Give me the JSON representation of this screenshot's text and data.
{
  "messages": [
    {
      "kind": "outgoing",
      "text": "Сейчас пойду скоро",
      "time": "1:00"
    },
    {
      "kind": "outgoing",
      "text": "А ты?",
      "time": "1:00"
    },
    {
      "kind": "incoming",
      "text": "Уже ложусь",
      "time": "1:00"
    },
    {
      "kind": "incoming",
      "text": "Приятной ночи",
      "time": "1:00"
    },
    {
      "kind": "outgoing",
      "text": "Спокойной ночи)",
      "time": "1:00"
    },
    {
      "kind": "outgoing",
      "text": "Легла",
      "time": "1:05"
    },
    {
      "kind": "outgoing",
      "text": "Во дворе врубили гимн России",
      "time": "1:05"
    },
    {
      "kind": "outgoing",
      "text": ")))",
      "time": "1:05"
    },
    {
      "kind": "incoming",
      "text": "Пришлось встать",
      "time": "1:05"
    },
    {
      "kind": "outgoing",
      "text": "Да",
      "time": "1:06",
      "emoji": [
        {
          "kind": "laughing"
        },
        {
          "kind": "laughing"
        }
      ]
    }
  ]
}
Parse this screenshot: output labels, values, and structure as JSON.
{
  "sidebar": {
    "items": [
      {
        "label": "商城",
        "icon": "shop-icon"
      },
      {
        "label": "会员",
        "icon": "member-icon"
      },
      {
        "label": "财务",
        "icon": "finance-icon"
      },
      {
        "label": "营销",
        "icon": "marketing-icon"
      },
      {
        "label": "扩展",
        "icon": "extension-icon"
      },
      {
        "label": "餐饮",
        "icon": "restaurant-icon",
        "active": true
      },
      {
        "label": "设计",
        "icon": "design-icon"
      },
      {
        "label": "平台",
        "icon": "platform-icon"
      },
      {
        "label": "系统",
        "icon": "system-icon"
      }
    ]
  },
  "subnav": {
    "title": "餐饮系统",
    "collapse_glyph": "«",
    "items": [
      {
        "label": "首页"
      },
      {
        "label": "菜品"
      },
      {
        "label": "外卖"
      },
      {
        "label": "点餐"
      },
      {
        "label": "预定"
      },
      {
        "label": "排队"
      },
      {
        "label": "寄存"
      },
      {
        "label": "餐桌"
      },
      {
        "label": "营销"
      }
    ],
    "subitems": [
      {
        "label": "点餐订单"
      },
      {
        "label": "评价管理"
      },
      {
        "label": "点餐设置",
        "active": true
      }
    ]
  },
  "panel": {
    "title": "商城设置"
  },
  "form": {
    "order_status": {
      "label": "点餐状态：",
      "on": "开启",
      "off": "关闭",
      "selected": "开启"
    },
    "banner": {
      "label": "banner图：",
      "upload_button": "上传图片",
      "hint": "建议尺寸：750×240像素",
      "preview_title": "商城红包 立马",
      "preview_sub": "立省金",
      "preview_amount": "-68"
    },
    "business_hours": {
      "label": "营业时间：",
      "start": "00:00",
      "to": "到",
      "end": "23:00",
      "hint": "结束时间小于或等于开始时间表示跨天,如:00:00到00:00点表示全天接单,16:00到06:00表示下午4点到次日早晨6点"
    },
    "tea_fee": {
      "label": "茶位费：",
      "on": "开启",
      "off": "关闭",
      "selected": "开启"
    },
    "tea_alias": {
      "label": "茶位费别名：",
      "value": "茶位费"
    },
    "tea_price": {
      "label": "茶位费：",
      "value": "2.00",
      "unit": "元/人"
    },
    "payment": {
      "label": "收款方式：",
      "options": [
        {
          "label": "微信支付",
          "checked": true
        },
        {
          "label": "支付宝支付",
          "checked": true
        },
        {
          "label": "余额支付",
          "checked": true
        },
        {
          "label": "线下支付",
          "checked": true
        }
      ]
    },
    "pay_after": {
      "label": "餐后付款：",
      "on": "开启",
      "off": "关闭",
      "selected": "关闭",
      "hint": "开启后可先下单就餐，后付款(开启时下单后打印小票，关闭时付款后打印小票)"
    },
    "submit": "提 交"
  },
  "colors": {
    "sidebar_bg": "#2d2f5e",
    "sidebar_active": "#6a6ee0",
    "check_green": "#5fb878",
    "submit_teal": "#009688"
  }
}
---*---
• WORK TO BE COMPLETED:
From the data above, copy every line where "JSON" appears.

• WORKED SOLUTION:
Give me the JSON representation of this screenshot's text and data.
Parse this screenshot: output labels, values, and structure as JSON.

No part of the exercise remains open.